ADA Advice To Help You Learn About The Americans With Disabilities Act


In 1990 the ADA was passed to help protect and enable people with disabilities in the United States. The act is intended to help people who have physical or psychological disabilities that substantially limit any major life activity. Examples include:
* Communication

* Mental Ability

* Breathing

* Eating

* Hearing

* Seeing

* Mobility

* Literacy
People who experience developmental delay or neurological impairment, as well as a number of other disabling circumstances may qualify for protections and assistance under this law. Furthermore, people acting on behalf of or in support or defense of a person with a disability may be eligible for protection and/or assistance. In this article, we will cover the basics and provide ADA advice to help you make the most of this important legislation.
The 5 Titles Within The ADA
1. Employment – Private businesses and employers that have a minimum of fifteen employees, as well as all government “businesses” and any employment agency cannot discriminate against people because of disability. Applicants and employees with disabilities must be considered and treated equally and provided reasonable accommodation (e.g. wheelchair ramps, sign language interpreter, mobility modifications).
2. Public Services, Activities & Programs – Local, state and federal government agencies cannot deny qualification or participation in programs based upon the disability of an applicant or participant. People with disabilities must be provided reasonable equal access/opportunities for recreation, public meetings, voting, transportation, social services, health care and the like.
Accommodation does not have to take the form of physical modifications. For example, if a service is typically offered in an area that is inaccessible to a person with a disability, simply providing that service in an accessible area may be more reasonable than making physical modifications to the building.
3. Public Accommodations – Both for-profit and non-profit private establishments may not exclude, discriminate against or deny access to people with disabilities. Reasonable accessibility accommodations must be made in public places such as:
* Recreation facilities

* Day care facilities

* Homeless shelters

* Transportation

* Restaurants

* Theaters

* Hotels

* Banks
Generally speaking, any business that offers lodging, goods, services, education, testing, etc. to the public must make reasonable accommodations to offer the same to qualifying individuals with disabilities. Facilities and businesses under construction must include accessibility in their design.
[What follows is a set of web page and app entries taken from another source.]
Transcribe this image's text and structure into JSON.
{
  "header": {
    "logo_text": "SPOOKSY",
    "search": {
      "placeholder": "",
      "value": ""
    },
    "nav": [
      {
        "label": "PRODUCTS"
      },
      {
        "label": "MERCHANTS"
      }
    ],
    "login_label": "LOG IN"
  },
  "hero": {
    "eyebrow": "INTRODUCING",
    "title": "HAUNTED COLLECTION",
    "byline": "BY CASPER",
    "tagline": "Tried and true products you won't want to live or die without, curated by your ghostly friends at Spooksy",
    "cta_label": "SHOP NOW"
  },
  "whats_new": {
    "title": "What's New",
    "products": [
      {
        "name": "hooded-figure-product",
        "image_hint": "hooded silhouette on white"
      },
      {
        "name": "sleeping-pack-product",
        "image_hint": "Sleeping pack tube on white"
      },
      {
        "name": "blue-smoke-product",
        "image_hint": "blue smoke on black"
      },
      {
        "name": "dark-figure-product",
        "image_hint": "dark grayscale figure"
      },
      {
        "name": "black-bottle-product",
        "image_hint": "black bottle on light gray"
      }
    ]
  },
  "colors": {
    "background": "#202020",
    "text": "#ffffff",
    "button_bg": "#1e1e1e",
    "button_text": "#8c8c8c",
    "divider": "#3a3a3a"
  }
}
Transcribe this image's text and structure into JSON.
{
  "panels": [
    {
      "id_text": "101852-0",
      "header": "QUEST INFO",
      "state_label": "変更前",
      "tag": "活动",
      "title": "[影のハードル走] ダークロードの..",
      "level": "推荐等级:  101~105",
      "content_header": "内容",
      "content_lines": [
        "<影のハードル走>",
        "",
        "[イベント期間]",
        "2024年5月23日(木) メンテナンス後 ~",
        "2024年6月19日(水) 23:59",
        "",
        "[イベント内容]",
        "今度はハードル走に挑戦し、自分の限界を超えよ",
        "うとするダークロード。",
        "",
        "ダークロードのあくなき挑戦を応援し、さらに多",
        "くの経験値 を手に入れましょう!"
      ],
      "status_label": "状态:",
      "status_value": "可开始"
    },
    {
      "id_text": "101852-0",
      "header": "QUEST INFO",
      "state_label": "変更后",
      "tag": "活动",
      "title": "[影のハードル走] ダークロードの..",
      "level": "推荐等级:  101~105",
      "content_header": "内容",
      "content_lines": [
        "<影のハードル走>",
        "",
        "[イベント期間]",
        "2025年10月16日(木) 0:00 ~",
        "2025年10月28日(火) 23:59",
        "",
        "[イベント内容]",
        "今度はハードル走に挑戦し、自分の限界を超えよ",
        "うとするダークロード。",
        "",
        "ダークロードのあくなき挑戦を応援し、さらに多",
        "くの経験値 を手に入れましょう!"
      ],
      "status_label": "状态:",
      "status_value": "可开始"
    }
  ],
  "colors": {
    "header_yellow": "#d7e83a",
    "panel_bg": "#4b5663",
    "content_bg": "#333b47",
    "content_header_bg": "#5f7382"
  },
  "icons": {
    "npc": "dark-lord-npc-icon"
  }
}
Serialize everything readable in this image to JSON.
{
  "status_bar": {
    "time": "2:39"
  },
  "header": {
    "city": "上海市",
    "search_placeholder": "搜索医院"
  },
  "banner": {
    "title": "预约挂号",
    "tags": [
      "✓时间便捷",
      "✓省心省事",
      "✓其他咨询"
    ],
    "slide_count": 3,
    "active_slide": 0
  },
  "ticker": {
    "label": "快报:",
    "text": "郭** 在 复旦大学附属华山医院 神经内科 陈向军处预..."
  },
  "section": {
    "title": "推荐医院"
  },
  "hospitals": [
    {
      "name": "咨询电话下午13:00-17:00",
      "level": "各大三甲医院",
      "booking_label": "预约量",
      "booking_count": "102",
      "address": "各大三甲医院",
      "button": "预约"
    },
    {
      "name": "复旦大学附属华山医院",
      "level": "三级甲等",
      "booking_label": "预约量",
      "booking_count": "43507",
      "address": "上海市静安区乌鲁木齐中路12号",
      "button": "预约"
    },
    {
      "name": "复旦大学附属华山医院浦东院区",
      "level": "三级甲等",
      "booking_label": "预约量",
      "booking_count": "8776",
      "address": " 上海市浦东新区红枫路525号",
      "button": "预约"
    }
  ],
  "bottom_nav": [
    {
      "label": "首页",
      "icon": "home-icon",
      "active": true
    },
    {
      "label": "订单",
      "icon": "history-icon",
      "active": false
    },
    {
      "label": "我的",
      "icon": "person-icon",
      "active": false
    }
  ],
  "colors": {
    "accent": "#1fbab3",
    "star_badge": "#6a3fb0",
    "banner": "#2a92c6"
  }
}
Existing businesses and facilities must accommodate within reason.
4. Telecommunications – As an addendum to the 1934 Telecommunications Act, the ADA requires that telecommunications companies provide a relay service to enable people with speech and/or hearing impairment to use telephone service per requirements set forth by Title IV of the ADA. Furthermore, new televisions with screen size greater than thirteen inches must have closed captioning ability built in.
5. Miscellaneous Provisions – This title provides for a number of miscellaneous circumstances which may arise. Under Title V, people with disabilities may sue state agencies that violate the provisions of the ADA; even though, the state might have immunity under other circumstances.
This title also protects successful plaintiffs in ADA related lawsuits against subsequent retaliation and/or harassment. This protection is extended to any individual who may testify on behalf of the plaintiff.
Title V also provides for the payment of attorney’s fees in such lawsuits and the right to engage any other state or federal law that falls under the umbrella of ADA.
How To Get Help With ADA Advice
People with disabilities who qualify for ADA protections may also look to laws of individual states for further protection. If you feel you or someone you know has been discriminated against because of disability, you should contact an attorney specializing in civil rights, business or employment rights to explore your case.